Belief in fake cancer causes 'rife', study warns
A new study has revealed that many people in England are unsure about cancer risk factors and often incorrectly identify fake cancer causes.
The survey of 1,330 people found that drinking from plastic bottles and using microwave ovens are two of the fake cancer causes people often cite. The good news is that 88% of people surveyed correctly identified smoking as a major cancer risk factor, while 80% picked passive smoking and 60% said sunburn were also causes of cancer - all of which have been proven.
According to Cancer Research UK, smoking, overexposure to UV radiation and being overweight are the biggest preventable causes of cancer. In fact, the charity says that about four in 10 cases of cancer could be prevented with lifestyle changes and people need the right information to help them "separate the wheat from the chaff".
Researchers from University College London and the University of Leeds conducted the survey and discovered that more than 40% of participants wrongly thought that stress and food additives caused cancer.
Dr Samuel Smith from the University of Leeds said: "It's worrying to see so many people endorse risk factors for which there is no convincing evidence.
"Compared to past research, it appears the number of people believing in unproven causes of cancer has increased since the start of the century, which could be a result of changes to how we access news and information through the internet and social media."

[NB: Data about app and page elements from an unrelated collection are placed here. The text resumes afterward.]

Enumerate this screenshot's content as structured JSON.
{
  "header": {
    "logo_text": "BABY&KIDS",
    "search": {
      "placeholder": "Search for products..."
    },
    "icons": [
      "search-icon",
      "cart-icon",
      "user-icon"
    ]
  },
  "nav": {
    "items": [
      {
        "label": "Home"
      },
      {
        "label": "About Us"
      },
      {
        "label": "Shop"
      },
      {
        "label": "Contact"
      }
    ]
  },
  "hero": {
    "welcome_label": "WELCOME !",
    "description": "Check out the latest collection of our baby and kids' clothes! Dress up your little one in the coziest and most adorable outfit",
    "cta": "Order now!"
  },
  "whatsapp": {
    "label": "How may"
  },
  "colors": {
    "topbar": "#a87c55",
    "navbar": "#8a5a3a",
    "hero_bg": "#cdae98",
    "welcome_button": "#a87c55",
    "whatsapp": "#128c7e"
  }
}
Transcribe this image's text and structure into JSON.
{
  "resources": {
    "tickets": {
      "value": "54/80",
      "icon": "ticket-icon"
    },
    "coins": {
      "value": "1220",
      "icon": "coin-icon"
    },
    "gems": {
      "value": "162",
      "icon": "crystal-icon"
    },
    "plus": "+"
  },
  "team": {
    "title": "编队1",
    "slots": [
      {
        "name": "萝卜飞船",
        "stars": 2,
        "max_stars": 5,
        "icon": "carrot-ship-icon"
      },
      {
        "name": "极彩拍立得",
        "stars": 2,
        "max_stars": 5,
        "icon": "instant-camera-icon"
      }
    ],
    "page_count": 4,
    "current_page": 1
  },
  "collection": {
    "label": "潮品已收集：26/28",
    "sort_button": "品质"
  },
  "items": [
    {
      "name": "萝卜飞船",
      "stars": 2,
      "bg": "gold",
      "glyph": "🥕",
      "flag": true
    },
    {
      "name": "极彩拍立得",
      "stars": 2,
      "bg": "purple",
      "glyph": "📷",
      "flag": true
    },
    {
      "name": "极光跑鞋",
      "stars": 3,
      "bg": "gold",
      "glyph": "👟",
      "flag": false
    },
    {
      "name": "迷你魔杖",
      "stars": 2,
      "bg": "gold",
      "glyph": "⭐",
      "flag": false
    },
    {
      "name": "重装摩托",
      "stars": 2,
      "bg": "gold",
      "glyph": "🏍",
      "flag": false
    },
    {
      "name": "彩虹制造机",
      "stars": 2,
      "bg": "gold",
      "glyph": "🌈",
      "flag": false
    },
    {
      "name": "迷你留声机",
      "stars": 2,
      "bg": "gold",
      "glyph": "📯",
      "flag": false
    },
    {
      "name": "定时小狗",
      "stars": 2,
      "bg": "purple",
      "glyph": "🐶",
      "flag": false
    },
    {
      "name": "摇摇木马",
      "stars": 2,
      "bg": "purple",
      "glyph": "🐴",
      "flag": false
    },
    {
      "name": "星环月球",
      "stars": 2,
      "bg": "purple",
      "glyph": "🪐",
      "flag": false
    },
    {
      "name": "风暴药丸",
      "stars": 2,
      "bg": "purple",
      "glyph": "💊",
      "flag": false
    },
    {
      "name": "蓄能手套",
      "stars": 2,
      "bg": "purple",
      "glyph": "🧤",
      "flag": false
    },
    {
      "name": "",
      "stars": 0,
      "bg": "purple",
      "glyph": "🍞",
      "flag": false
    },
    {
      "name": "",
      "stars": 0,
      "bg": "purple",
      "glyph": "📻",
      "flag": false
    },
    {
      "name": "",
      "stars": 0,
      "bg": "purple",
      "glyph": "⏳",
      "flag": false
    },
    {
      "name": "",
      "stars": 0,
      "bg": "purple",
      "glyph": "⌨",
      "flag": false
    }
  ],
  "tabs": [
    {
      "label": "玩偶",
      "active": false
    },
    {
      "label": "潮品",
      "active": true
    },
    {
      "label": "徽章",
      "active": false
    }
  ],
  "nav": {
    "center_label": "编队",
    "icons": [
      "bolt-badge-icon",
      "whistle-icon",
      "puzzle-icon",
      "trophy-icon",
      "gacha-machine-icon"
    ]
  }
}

Clare Hyde, from Cancer Research UK, said: "There is no guarantee against getting cancer - but by knowing the biggest risk factors we can stack the odds in our favour to help reduce our individual risk of the disease, rather than wasting time worrying about fake news."